One example of us intelligently cutting costs. We used to do micro urines twice a week on all catheterised ICU patients to screen for infection - now we just test for leucocytes and if and only if they show leucs do we screen - we save $16 a test - not much unless it is multiplies by the number of patients and the frequency.
Mar 31, '04Occupation: student nurses, BSN students, Joined: Jul '02; Posts: 819; Likes: 27I think that I mentioned this before in a post in the "General" area. Has anyone looked at the Austrialian model where they have a "dual" public/private system? Have there been any studies since that system was implemented that examined the effects upon health care sector inflation (comparing the inflation rates in both public and private services since the system was implemented). Something is going to have to give in the United States. Medicare is set to go bankrupt in less than twenty years, and health care sector inflation is rising at double the rate of inflation in the overall economy. I think that a "dual" system would offer everyone basic coverage while allowing those with more money to access premium healthcare (just as the rich can afford nicer homes, safer vehicles, and healthier food&lifestyles). I don't think that the solutions that I referenced above are politically feasible, and the majority of Americans view healthcare as a basic human right (as evidenced by several Gallup and Roper/ Pew/ polls).
Apr 1, '04Joined: Oct '03; Posts: 79I think that the right to sue is important, and if you are going to sue for punitive damages it need to be for an amount that will impact the ones at fault. But If the punitive judgment went into a fund for either the support of the government or for directed social programs you will eliminate so many of the frivolous suits. The legal system should not be used as a lottery for unscrupulous individuals. This should in no way impact the way actual damages are derived.

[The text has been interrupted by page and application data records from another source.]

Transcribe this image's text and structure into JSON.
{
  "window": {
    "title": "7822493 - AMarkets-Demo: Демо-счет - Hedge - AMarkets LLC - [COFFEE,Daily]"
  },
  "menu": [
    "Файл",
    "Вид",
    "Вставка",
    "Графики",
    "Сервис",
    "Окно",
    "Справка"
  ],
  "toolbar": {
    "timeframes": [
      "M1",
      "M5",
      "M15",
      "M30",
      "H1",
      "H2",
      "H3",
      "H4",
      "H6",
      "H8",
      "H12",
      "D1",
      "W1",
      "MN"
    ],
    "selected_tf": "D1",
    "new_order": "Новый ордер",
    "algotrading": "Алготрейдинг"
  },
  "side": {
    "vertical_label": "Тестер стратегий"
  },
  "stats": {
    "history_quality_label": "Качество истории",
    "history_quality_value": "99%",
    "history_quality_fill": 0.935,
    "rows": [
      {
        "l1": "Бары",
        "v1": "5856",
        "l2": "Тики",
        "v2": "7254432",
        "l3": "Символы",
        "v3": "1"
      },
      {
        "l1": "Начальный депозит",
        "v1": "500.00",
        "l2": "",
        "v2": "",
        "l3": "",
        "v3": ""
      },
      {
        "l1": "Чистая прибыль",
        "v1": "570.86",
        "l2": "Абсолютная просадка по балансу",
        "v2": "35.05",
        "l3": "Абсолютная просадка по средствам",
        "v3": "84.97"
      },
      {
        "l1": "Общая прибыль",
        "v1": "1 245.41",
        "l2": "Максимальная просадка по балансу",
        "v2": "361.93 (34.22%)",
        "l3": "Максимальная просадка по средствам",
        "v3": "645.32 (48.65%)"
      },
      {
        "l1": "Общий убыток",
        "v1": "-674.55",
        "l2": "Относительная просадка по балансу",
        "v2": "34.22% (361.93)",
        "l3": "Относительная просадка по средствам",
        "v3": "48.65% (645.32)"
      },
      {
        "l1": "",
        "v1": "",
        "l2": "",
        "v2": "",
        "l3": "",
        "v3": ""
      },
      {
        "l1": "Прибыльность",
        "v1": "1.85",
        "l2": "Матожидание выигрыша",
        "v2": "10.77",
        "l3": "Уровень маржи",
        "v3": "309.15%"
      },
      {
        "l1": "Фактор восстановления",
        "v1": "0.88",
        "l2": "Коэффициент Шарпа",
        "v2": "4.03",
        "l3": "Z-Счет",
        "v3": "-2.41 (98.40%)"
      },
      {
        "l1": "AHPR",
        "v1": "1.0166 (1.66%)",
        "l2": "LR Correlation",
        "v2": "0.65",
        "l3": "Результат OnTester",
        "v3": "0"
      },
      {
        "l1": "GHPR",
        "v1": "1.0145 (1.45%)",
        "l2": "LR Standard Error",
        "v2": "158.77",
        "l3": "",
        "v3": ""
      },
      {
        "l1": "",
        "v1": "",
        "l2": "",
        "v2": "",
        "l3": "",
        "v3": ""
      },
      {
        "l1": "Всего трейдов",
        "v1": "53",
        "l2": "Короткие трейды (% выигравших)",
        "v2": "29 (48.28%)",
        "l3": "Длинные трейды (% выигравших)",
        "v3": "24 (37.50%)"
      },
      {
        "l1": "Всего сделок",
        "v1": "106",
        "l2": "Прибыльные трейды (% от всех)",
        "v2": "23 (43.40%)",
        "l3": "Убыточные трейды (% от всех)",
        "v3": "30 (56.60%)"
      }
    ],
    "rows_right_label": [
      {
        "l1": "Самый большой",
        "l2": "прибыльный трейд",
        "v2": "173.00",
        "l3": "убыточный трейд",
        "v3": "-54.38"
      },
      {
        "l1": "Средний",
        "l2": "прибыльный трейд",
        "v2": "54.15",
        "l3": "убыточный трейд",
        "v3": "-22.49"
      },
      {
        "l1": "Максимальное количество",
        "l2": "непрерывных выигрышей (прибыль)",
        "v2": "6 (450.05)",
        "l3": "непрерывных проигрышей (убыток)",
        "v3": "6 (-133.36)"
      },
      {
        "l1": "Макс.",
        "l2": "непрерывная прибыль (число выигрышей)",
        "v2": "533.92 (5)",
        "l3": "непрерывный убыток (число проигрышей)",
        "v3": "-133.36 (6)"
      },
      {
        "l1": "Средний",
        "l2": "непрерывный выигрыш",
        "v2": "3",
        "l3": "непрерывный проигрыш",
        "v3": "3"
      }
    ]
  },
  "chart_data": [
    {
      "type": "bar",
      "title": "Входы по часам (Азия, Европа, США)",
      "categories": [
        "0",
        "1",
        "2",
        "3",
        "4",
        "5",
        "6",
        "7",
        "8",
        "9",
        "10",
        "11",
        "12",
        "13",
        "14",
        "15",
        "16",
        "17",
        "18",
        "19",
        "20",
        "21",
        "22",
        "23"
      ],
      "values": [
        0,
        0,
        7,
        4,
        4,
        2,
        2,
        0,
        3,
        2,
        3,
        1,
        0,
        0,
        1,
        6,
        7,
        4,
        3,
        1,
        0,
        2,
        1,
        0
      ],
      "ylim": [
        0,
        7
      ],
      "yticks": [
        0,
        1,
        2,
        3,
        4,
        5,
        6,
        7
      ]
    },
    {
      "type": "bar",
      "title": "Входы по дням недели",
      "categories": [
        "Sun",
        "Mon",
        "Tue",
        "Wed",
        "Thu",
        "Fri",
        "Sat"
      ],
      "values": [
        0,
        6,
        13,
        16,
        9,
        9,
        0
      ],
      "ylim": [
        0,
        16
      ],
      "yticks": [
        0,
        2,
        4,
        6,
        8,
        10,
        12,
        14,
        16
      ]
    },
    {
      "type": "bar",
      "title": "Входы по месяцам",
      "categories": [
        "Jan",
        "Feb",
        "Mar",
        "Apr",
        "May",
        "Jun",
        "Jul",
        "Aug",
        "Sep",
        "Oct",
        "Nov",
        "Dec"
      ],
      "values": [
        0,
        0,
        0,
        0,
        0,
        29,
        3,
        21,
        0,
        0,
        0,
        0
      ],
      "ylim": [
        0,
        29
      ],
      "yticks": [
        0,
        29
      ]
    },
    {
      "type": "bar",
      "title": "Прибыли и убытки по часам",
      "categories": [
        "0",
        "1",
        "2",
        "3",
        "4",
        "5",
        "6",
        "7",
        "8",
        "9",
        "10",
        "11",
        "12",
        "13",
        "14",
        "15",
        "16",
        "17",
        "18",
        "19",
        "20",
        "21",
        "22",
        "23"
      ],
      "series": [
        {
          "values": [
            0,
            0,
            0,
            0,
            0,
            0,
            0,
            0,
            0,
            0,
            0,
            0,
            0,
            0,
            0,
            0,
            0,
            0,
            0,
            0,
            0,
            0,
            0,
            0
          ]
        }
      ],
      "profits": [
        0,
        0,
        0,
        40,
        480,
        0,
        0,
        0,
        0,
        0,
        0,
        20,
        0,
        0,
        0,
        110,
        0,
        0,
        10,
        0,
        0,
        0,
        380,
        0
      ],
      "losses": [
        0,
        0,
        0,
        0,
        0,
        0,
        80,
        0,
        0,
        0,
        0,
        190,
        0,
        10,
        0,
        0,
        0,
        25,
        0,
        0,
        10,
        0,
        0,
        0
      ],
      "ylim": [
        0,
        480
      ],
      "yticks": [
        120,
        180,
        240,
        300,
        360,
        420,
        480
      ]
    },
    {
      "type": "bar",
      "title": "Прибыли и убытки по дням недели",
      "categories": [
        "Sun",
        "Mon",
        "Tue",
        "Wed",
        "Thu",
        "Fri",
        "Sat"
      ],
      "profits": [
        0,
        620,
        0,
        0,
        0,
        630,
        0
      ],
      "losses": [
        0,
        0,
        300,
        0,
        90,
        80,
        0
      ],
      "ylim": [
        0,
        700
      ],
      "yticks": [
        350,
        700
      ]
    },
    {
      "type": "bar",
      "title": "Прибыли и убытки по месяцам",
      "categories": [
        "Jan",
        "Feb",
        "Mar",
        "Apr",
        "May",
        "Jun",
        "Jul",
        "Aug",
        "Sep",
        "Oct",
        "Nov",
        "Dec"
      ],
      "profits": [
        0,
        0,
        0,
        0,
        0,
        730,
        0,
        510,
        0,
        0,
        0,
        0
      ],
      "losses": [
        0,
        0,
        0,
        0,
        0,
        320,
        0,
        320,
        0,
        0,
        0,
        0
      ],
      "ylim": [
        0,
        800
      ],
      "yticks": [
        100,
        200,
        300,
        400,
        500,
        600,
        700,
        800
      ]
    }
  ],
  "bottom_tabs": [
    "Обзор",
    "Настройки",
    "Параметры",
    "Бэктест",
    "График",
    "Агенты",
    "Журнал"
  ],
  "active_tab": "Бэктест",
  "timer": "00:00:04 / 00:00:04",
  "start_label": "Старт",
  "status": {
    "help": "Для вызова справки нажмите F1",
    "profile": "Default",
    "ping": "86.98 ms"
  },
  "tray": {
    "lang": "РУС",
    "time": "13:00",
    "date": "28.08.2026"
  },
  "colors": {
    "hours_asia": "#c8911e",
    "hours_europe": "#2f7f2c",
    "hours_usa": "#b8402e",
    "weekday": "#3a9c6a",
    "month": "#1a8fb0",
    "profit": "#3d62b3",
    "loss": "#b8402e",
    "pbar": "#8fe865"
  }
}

Apr 1, '04Occupation: student nurses, BSN students, Joined: Jul '02; Posts: 819; Likes: 27A veryation of this situation already exists with vaccinations. There is National, Vaccine Injury Compensation Trust Fund, created by Congress which requires that anyone injured by a vaccine to FIRST seek compensation through this program (I believe that it also offers limited liability protection for the manufacturers of vaccines). This was instituted because the profit margin is so low on vaccines (relative to the liability risk) that Congress was concerned that without such a program that there wouldn't be enough vaccines produced (the CDC also maintains the VAERS or Vaccine, Adverse, Event, Reporting, System which doctors are required to report to by law). I would argue that in certain medical subspecialties that a similar situation exists, and that they are in need of this type of protection.